Page and application data records:
—————

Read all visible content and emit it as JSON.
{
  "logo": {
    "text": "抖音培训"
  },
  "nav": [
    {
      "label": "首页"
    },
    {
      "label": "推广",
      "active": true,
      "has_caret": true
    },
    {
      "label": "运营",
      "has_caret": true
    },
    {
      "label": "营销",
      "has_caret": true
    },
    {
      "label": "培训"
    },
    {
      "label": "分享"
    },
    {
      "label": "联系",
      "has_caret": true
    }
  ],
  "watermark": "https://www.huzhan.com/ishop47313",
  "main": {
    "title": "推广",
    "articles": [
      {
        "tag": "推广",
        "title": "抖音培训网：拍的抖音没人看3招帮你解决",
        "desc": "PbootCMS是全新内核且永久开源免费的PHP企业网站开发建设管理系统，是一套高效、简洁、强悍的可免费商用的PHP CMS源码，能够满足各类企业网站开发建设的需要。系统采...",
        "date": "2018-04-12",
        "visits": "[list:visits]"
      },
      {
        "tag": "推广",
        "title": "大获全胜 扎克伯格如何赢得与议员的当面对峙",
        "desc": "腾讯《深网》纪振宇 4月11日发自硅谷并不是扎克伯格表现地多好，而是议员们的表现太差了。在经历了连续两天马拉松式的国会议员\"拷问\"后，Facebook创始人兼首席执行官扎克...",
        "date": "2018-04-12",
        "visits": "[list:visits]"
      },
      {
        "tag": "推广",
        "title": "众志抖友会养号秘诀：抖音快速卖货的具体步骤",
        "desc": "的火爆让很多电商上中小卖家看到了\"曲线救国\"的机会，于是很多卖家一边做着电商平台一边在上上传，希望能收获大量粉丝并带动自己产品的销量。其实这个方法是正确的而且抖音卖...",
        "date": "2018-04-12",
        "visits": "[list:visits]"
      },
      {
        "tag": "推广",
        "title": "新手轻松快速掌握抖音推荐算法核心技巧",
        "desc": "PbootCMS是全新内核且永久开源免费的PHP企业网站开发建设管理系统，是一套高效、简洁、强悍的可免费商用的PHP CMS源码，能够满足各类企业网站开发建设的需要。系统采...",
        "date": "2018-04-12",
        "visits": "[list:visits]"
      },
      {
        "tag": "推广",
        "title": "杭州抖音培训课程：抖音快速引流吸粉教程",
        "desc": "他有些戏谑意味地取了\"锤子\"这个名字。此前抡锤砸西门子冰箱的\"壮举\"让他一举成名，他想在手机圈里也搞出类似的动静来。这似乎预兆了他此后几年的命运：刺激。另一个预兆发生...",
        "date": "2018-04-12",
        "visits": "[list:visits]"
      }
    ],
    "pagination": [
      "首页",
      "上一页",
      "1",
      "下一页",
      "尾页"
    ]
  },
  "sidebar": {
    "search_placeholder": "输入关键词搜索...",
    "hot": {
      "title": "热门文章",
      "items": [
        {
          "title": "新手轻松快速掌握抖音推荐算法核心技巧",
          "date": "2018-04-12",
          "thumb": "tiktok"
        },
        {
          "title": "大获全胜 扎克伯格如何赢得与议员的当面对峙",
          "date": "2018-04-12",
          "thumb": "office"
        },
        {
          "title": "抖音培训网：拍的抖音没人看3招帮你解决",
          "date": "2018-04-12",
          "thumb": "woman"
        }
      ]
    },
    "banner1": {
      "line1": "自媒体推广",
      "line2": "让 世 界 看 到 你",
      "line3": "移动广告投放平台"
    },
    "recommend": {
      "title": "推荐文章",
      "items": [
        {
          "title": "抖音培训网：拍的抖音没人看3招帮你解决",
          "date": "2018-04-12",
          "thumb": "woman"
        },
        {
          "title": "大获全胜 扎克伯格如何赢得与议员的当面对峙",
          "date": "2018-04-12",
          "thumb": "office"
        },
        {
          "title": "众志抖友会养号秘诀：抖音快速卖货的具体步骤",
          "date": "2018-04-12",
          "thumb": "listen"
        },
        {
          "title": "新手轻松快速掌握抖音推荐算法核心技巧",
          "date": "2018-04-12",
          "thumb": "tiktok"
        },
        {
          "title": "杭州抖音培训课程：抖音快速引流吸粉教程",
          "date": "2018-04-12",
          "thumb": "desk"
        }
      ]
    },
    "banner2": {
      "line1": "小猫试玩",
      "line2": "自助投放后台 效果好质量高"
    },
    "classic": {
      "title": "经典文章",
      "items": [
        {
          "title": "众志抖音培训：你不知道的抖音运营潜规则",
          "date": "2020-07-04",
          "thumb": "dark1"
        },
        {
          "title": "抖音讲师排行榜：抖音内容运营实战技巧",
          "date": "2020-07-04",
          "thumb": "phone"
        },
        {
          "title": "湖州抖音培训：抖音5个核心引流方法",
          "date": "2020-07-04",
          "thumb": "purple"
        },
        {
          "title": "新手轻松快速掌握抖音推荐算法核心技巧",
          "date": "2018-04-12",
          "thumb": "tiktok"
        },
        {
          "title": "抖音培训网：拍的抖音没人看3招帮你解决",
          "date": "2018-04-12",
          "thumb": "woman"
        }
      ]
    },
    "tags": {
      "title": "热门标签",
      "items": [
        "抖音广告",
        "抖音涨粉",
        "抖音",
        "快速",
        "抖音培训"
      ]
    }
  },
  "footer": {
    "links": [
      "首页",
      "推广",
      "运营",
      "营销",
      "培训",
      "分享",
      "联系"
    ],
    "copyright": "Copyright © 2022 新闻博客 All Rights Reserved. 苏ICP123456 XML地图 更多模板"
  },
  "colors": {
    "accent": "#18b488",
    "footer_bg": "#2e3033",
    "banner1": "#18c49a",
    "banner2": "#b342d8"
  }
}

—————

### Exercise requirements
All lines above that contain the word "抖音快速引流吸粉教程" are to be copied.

### Your solution
        "title": "杭州抖音培训课程：抖音快速引流吸粉教程",
          "title": "杭州抖音培训课程：抖音快速引流吸粉教程",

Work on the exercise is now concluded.